we had suggested) to avoid competing with the listed
Finally, we welcome the appointment of a Town
Centre Manager again for Spalding, and we look forward
to an early meeting with him.
CAR-PARKS AND MARKETS REVIEW
HE REVIEW is due any time now. So why has
this 20,000 consultation been pre-empted by sud-
denly uprooting the seats in the Market Place?
In our submission to the consultants, we noted the
retail pressure on Spaldings town centre from on-line
shopping, Stamford, Peterborough, Springfields and the
edge-of-centre chain stores of Holland Market.
Nevertheless, we argued, Spalding should aim to become
a shopping destination of choice.
The key to this would be a general regeneration of the
historic centre, so that, in itself, it becomes an attractive
and interesting place in which to spend some time
through its character and individuality, the charm of its

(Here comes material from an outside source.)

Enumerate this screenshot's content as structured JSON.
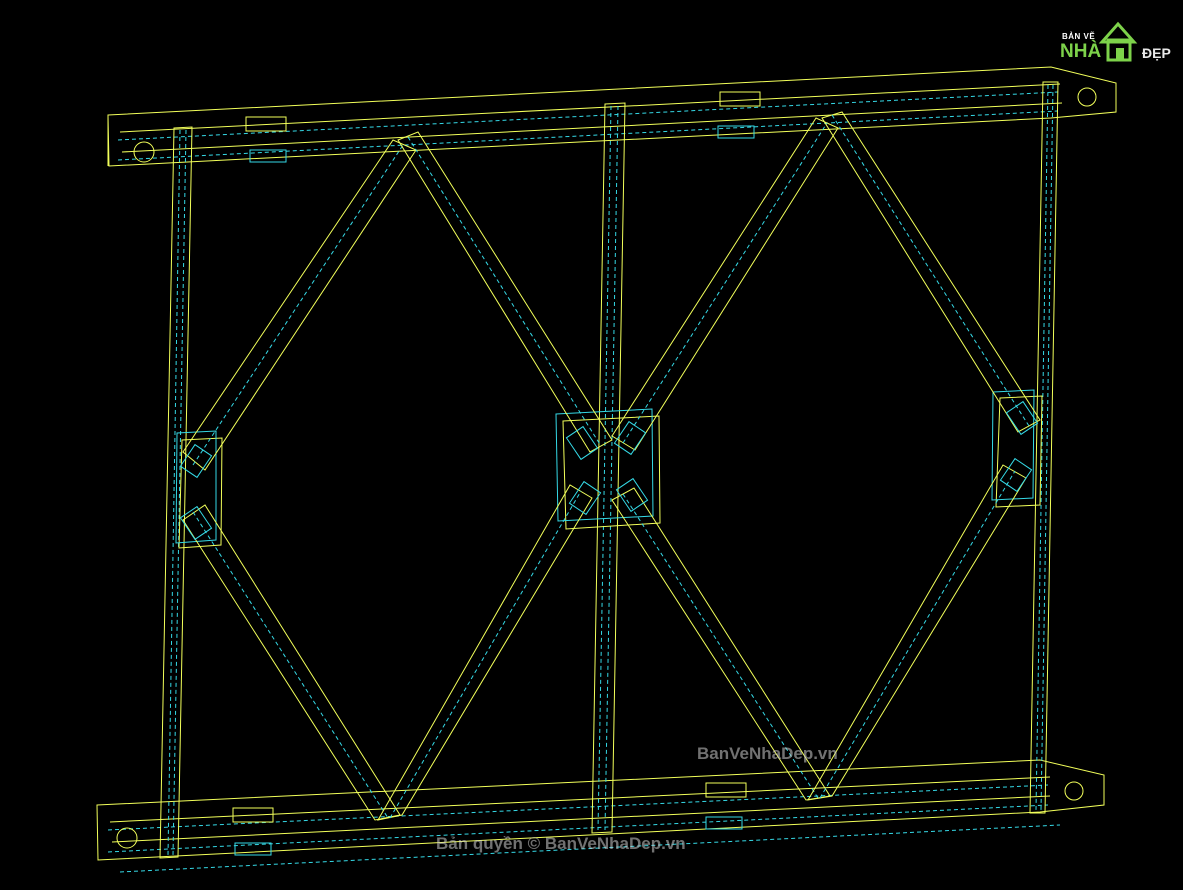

historic buildings and public spaces and the friendliness of
its atmosphere. Without this, efforts simply to enliven the
stall market are unlikely to achieve their aim.
Thus, we should like to see a tightening up of
maintenance, with a clamp-down on fly-posting and
sagging plastic banners, graffiti, asphalt patches in block
paving; an end to blanked-out shop windows (which kill
footfall) and to the neglect of first floors; the raising of
window-dressing standards to those of, say, Hills Furn-
iture Store, Store Twenty One or Watkins. There are op-
portunities not yet taken: for bringing pockets of derelict
land back into use, for planting up the Hall Place planters
to give year-round interest, for trees and cycle stands
alongside Ladbrokes. And a more friendly arrangement
for the Market Place street furniture not its removal!
For the market itself, we argued for a re-arrangement
of the stalls in Hall Place to face concentrically onto the
seating circle, and in the Market Place to make room for
the Red Lions tables. An on-the-stones auction up by the
South Holland Centre would stem the northwards drift of
the Saturday market. Enliven things with a programme of
entertainment in the Hall Place performance circle: Punch-
and-Judy, ukulele band, Act II and Polka Dot, rock bands
(not too loud!), gymnastics and martial arts, a mini-
ceilidh. Give the buskers a place some are very good.
Let local clubs and societies showcase their activities and
encourage bystanders to have a go. Might the market be
extended into the Sheepmarket: car-boot sales? used car
sales? childrens flea market? occasional continental
market? And so on. Our submission to the consultants is
full of positive suggestions and ideas.
Besides generally promoting the town and securing
new businesses for the empty shops, the Town Centre
Manager would, we hope, be strongly involved in
promoting much of the above.
Our submision also re-surveyed the use of the town